* [Available records]:
<<<<
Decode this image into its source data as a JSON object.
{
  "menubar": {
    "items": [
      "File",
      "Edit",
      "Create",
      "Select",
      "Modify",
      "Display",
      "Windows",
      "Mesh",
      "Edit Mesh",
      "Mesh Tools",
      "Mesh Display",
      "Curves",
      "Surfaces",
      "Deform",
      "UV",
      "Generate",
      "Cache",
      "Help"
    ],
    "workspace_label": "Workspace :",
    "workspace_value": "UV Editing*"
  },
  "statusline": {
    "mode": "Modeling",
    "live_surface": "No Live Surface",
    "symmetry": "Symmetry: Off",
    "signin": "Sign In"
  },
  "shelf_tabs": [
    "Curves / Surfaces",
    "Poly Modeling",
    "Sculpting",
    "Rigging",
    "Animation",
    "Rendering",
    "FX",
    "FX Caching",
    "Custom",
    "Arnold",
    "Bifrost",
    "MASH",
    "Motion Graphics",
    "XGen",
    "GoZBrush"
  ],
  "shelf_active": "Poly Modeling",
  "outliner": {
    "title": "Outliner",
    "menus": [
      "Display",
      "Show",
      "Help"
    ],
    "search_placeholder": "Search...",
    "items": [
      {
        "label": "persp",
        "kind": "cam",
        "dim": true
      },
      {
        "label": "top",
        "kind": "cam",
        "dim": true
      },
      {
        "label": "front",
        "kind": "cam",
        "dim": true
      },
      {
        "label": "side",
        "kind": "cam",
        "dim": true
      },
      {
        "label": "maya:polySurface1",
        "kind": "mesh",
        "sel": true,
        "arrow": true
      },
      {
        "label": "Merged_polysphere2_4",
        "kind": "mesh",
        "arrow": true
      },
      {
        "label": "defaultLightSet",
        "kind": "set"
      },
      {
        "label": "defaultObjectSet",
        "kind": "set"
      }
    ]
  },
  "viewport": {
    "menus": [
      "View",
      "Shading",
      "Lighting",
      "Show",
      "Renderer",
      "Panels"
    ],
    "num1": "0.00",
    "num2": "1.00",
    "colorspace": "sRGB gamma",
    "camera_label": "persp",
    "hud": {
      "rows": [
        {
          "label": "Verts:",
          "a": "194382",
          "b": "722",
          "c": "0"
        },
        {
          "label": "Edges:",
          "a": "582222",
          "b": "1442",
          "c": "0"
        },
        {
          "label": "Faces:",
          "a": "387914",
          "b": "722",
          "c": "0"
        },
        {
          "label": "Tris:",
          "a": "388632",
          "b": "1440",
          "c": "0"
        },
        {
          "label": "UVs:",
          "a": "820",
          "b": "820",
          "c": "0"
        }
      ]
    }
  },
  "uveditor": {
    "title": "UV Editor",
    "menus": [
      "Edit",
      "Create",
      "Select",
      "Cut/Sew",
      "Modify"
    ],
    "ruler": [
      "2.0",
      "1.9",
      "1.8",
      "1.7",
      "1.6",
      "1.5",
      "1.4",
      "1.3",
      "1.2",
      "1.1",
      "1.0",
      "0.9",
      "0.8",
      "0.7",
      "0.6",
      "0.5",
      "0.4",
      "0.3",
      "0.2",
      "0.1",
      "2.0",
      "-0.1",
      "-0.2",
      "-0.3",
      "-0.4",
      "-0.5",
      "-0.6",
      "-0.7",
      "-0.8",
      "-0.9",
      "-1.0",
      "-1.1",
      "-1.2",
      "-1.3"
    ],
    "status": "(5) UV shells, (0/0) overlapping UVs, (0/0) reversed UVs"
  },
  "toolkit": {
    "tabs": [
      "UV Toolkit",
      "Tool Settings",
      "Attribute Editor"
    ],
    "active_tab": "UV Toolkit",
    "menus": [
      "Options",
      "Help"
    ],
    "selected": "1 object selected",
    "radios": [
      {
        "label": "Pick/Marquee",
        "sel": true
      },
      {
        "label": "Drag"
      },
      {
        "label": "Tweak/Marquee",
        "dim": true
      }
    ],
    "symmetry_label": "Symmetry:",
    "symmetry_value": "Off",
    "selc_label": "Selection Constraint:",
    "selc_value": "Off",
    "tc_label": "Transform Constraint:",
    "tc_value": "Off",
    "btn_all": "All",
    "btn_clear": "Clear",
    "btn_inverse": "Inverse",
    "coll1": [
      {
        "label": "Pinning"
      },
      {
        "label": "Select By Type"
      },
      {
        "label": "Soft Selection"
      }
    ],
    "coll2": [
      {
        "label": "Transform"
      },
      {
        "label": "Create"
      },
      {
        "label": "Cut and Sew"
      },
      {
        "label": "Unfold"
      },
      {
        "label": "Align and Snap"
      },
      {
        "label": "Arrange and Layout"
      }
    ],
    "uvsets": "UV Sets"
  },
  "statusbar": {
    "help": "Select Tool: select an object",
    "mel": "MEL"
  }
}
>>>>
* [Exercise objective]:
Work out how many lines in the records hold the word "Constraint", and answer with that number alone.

* [Response]:
2